After a few weeks of passionate speeches, Sen. Lindsey Graham was subdued Thursday as the Judiciary Committee got back to business as usual. (Jim Bourg/Reuters/Pool)

Life after the Brett Kavanaugh fight got off to a subdued start Thursday for the Senate Judiciary Committee.

Gone was the energetic buzz of news media, protesters and police officers that filled the hallway outside the committee’s hearing room in prior weeks. Inside the room, the senators spoke only in muted tones that contrasted sharply with the passionate speeches just two weeks earlier during a committee vote on the Supreme Court pick.

After the Kavanaugh Trauma, the Senate Needs an MRI
Senators, on both sides, must stop assuming the worst of colleagues’ motives

Maine Sen. Susan Collins’ defense of Sen. Dianne Feinstein in her floor speech Friday, she offered her colleagues one way forward to fix the stalemate they find themsleves in, Murphy writes. (Tom Williams/CQ Roll Call)

OPINION — The Brett Kavanaugh confirmation saga is over, but the worry I hear most around the Senate is that the damage done to the institution during his nomination battle may be permanent.

How does the institution go on after a mess like that? How do colleagues, especially on the Judiciary Committee, work together after the accusations, attacks and name-calling that went on? How can they fix a Senate that looks so broken right now?

Kavanaugh Confirmation Solidifies Supreme Court Tilt to the Right
Bitterly divided chamber votes in rare Saturday session to end long fight

The Senate confirmed Brett Kavanaugh to the Supreme Court on a rare Saturday session and amid a Capitol awash in protests. (Bill Clark/CQ Roll Call)

The confirmation of Brett Kavanaugh to the Supreme Court on Saturday might close one of the Senate’s most bitter and divisive chapters, but the resulting discord is bound to reverberate for years at the high court, in the halls of Congress and at the ballot box.

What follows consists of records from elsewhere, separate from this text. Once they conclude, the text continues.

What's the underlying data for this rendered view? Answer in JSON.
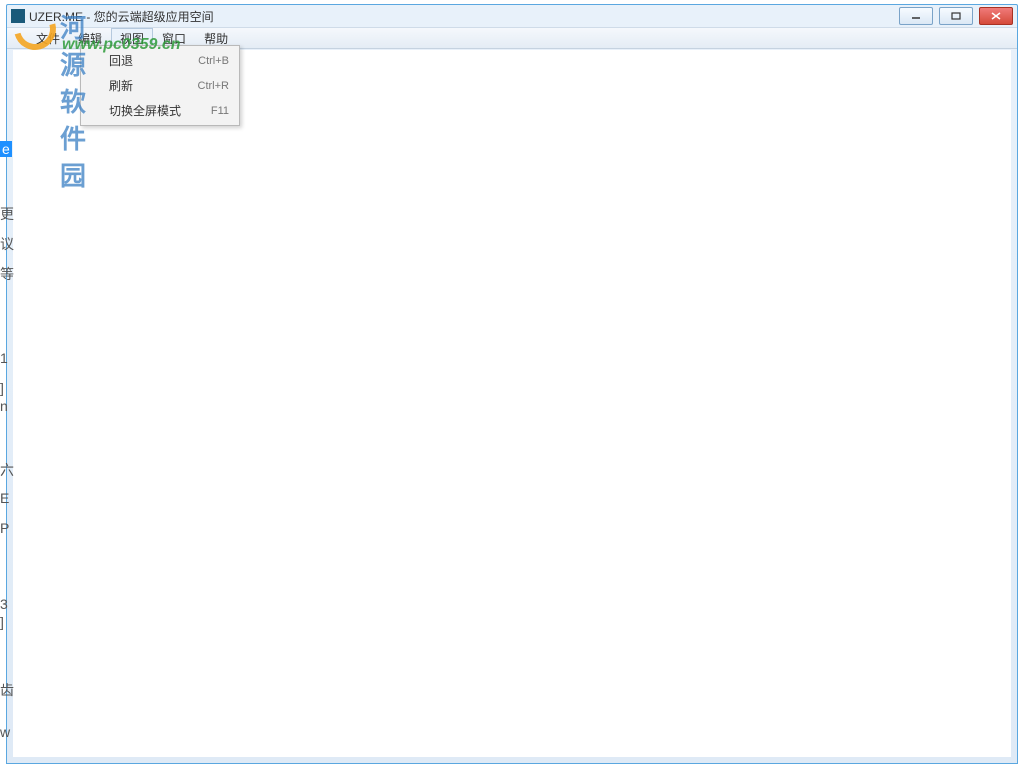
{
  "window": {
    "title": "UZER.ME - 您的云端超级应用空间"
  },
  "menubar": {
    "items": [
      {
        "label": "文件"
      },
      {
        "label": "编辑"
      },
      {
        "label": "视图"
      },
      {
        "label": "窗口"
      },
      {
        "label": "帮助"
      }
    ]
  },
  "dropdown": {
    "items": [
      {
        "label": "回退",
        "shortcut": "Ctrl+B"
      },
      {
        "label": "刷新",
        "shortcut": "Ctrl+R"
      },
      {
        "label": "切换全屏模式",
        "shortcut": "F11"
      }
    ]
  },
  "watermark": {
    "cn": "河源软件园",
    "url": "www.pc0359.cn"
  },
  "left_fragments": [
    "e",
    "更",
    "议",
    "等",
    "1",
    "]",
    "n",
    "六",
    "E",
    "P",
    "3",
    "]",
    "齿",
    "w"
  ]
}
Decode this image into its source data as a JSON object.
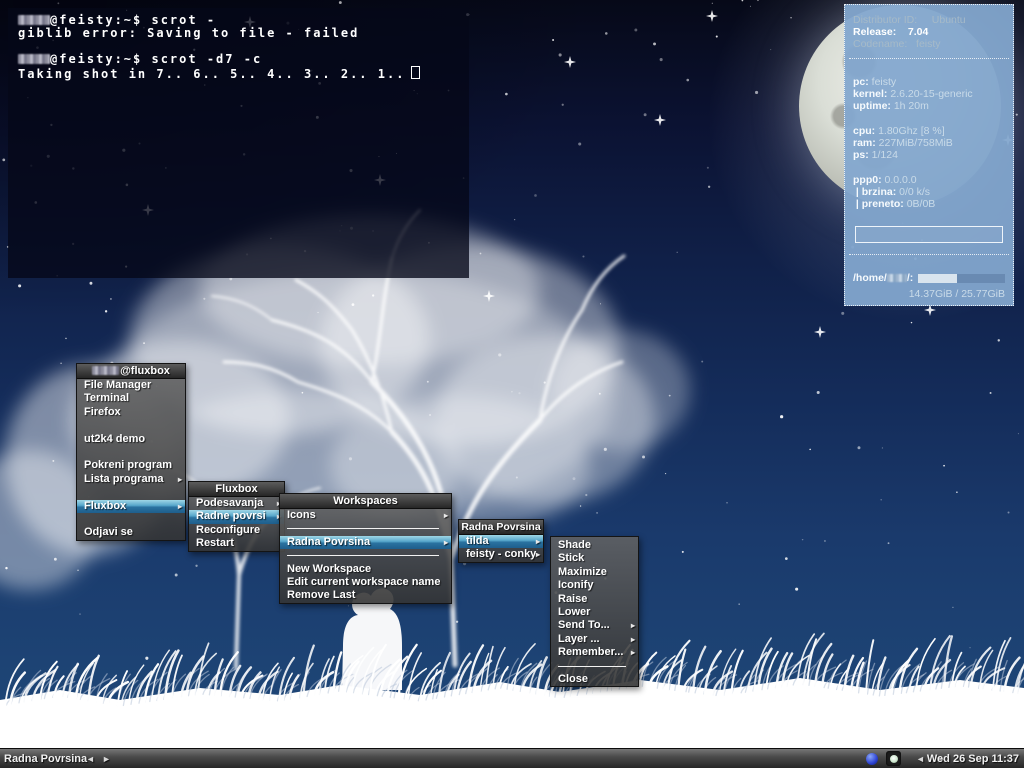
{
  "colors": {
    "menu_highlight_top": "#9fd6e6",
    "menu_highlight_bottom": "#2a72a0",
    "conky_bg": "#83a7ce",
    "sky_top": "#060918",
    "sky_horizon": "#1e4878",
    "toolbar_bg": "#4b4b4b"
  },
  "icons": {
    "submenu_arrow": "▸",
    "prev_arrow": "◄",
    "next_arrow": "►",
    "tray": [
      "blue-orb-icon",
      "camera-icon"
    ]
  },
  "terminal": {
    "lines": [
      {
        "censored": true,
        "text": "@feisty:~$ scrot -"
      },
      {
        "censored": false,
        "text": "giblib error: Saving to file - failed"
      },
      {
        "censored": false,
        "text": ""
      },
      {
        "censored": true,
        "text": "@feisty:~$ scrot -d7 -c"
      },
      {
        "censored": false,
        "text": "Taking shot in 7.. 6.. 5.. 4.. 3.. 2.. 1..",
        "cursor": true
      }
    ]
  },
  "conky": {
    "os_rows": [
      {
        "text": "Distributor ID:     Ubuntu",
        "bright": false
      },
      {
        "text": "Release:    7.04",
        "bright": true
      },
      {
        "text": "Codename:   feisty",
        "bright": false
      }
    ],
    "groups": [
      {
        "rows": [
          {
            "label": "pc:",
            "value": " feisty"
          },
          {
            "label": "kernel:",
            "value": " 2.6.20-15-generic"
          },
          {
            "label": "uptime:",
            "value": " 1h 20m"
          }
        ]
      },
      {
        "rows": [
          {
            "label": "cpu:",
            "value": " 1.80Ghz [8 %]"
          },
          {
            "label": "ram:",
            "value": " 227MiB/758MiB"
          },
          {
            "label": "ps:",
            "value": " 1/124"
          }
        ]
      },
      {
        "rows": [
          {
            "label": "ppp0:",
            "value": " 0.0.0.0"
          },
          {
            "label": " | brzina:",
            "value": " 0/0 k/s"
          },
          {
            "label": " | preneto:",
            "value": " 0B/0B"
          }
        ]
      }
    ],
    "net_bar_percent": 0,
    "disk": {
      "prefix": "/home/",
      "censored": true,
      "suffix": "/:",
      "bar_percent": 45,
      "usage": "14.37GiB / 25.77GiB"
    }
  },
  "menus": [
    {
      "title": {
        "censored": true,
        "text": "@fluxbox"
      },
      "items": [
        {
          "label": "File Manager"
        },
        {
          "label": "Terminal"
        },
        {
          "label": "Firefox"
        },
        {
          "type": "gap"
        },
        {
          "label": "ut2k4 demo"
        },
        {
          "type": "gap"
        },
        {
          "label": "Pokreni program"
        },
        {
          "label": "Lista programa",
          "submenu": true
        },
        {
          "type": "gap"
        },
        {
          "label": "Fluxbox",
          "submenu": true,
          "highlighted": true
        },
        {
          "type": "gap"
        },
        {
          "label": "Odjavi se"
        }
      ]
    },
    {
      "title": {
        "censored": false,
        "text": "Fluxbox"
      },
      "items": [
        {
          "label": "Podesavanja",
          "submenu": true
        },
        {
          "label": "Radne povrsi",
          "submenu": true,
          "highlighted": true
        },
        {
          "label": "Reconfigure"
        },
        {
          "label": "Restart"
        }
      ]
    },
    {
      "title": {
        "censored": false,
        "text": "Workspaces"
      },
      "items": [
        {
          "label": "Icons",
          "submenu": true
        },
        {
          "type": "separator"
        },
        {
          "label": "Radna Povrsina",
          "submenu": true,
          "highlighted": true
        },
        {
          "type": "separator"
        },
        {
          "label": "New Workspace"
        },
        {
          "label": "Edit current workspace name"
        },
        {
          "label": "Remove Last"
        }
      ]
    },
    {
      "title": {
        "censored": false,
        "text": "Radna Povrsina"
      },
      "items": [
        {
          "label": "tilda",
          "submenu": true,
          "highlighted": true
        },
        {
          "label": "feisty - conky",
          "submenu": true
        }
      ]
    },
    {
      "title": null,
      "items": [
        {
          "label": "Shade"
        },
        {
          "label": "Stick"
        },
        {
          "label": "Maximize"
        },
        {
          "label": "Iconify"
        },
        {
          "label": "Raise"
        },
        {
          "label": "Lower"
        },
        {
          "label": "Send To...",
          "submenu": true
        },
        {
          "label": "Layer ...",
          "submenu": true
        },
        {
          "label": "Remember...",
          "submenu": true
        },
        {
          "type": "separator"
        },
        {
          "label": "Close"
        }
      ]
    }
  ],
  "toolbar": {
    "workspace": "Radna Povrsina",
    "clock": "Wed 26 Sep 11:37"
  }
}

The 50-48 vote gives President Donald Trump his second Supreme Court appointment in as many years and solidifies the court’s conservative tilt for decades. The confirmation battle at first raged over the court’s ideological balance, then turned to questions of temperament, truthfulness and how the Senate handled allegations of sexual misconduct in the “Me Too” era.

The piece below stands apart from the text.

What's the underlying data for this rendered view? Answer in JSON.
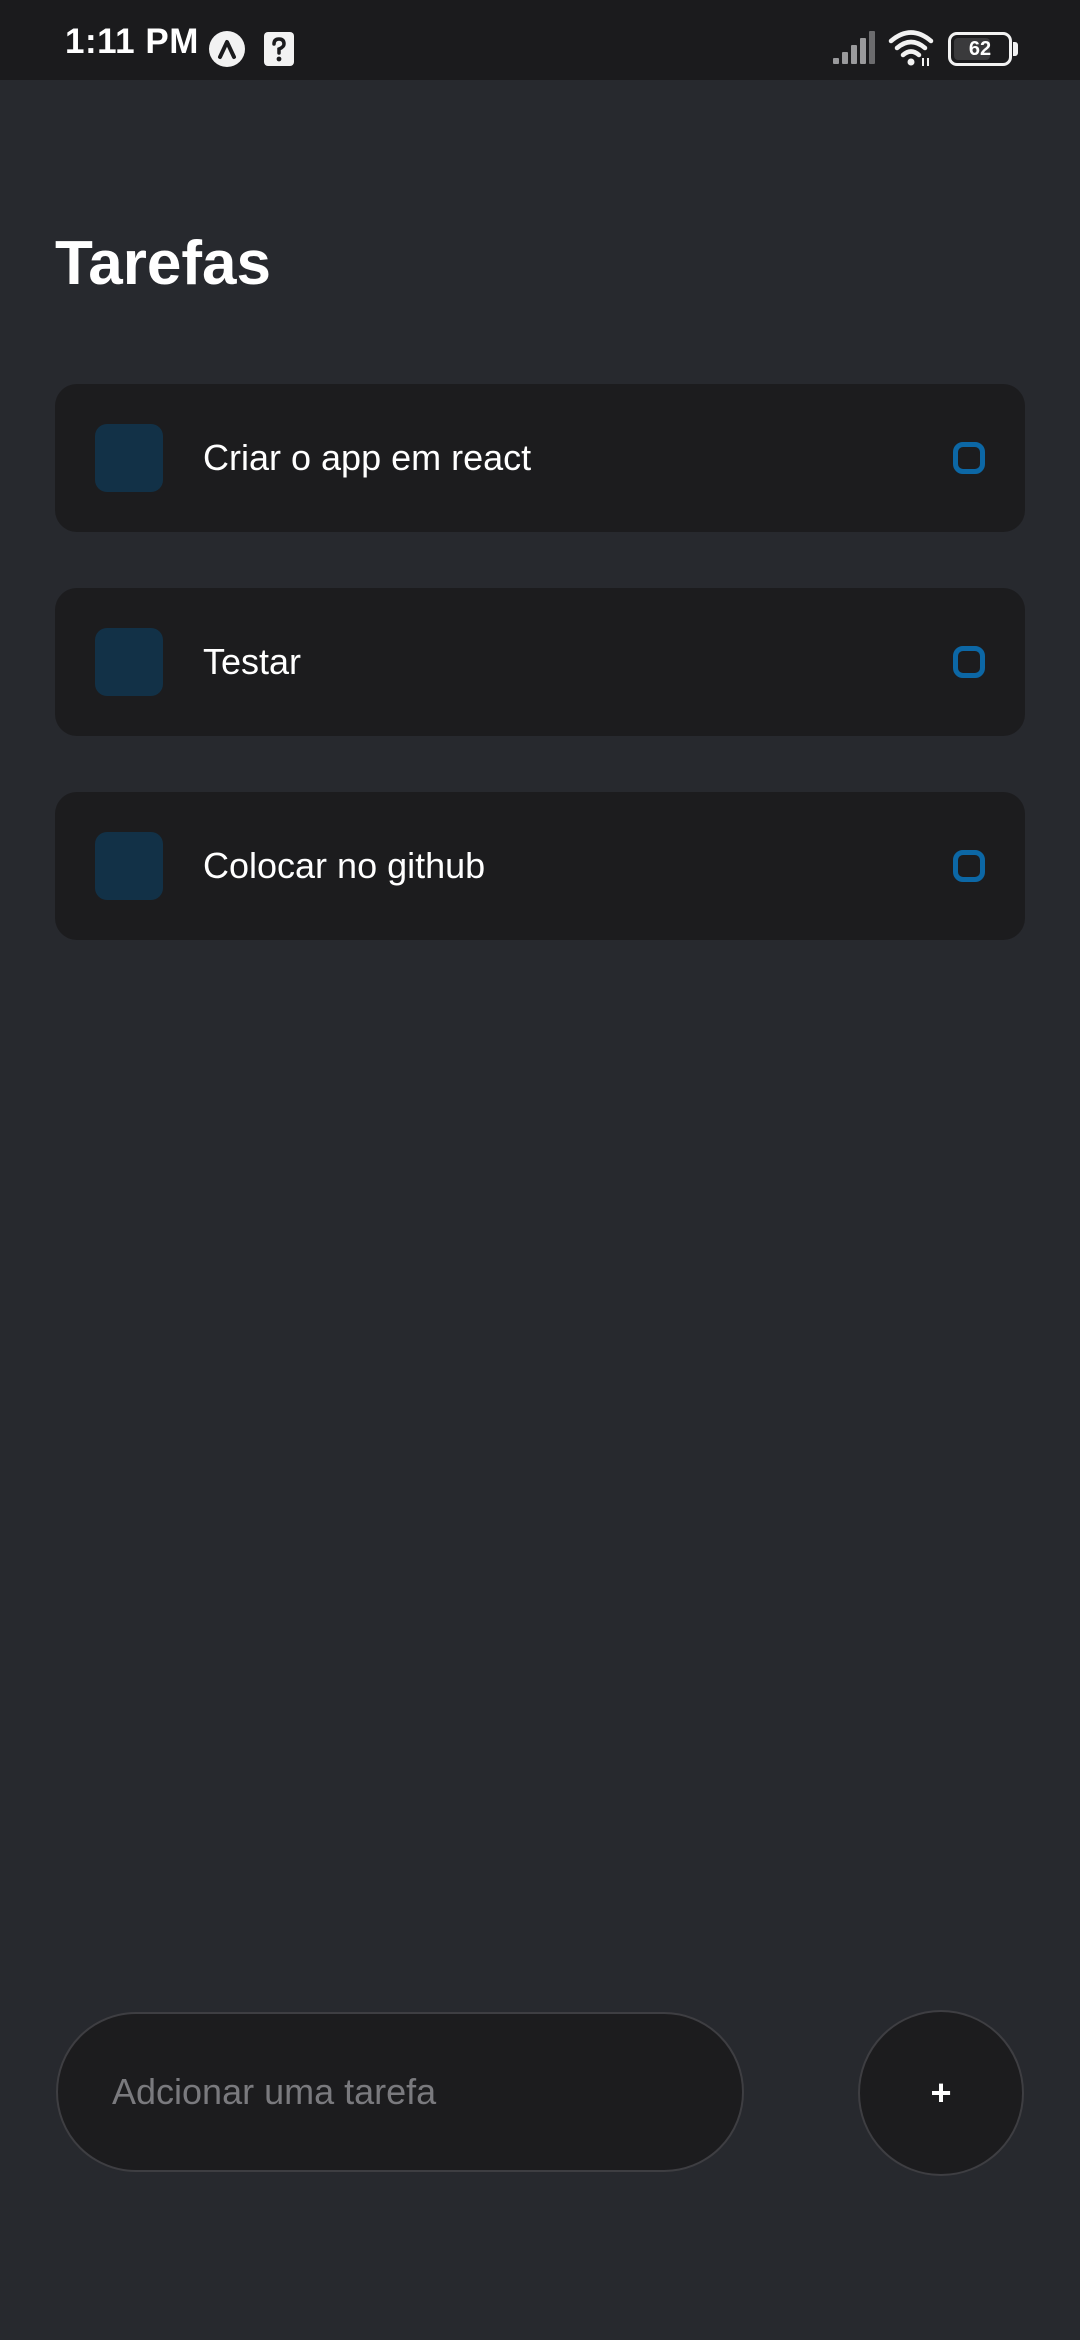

Senators All Agree: Latest FBI Kavanaugh Probe Provides Little New
Senate Republicans are full speed ahead on vote on Supreme Court nomination

Sen. Susan Collins, R-Maine, makes her way to the secure room to view the FBI supplemental background report on Supreme Court Justice nominee Brett Kavanaugh on Thursday, Oct. 4, 2018. (Bill Clark/CQ Roll Call)

Senate Democrats and Republicans agreed Thursday on one thing about the FBI’s one-week supplemental background investigation into Supreme Court nominee Brett Kavanaugh — there wasn’t much new information there.

For Republican members of the Judiciary Committee such as Sens. Orrin G. Hatch of Utah and Lindsey Graham of South Carolina, the set of interviews done over the past week did not add any corroboration to allegations Kavanaugh sexually assaulted women decades ago.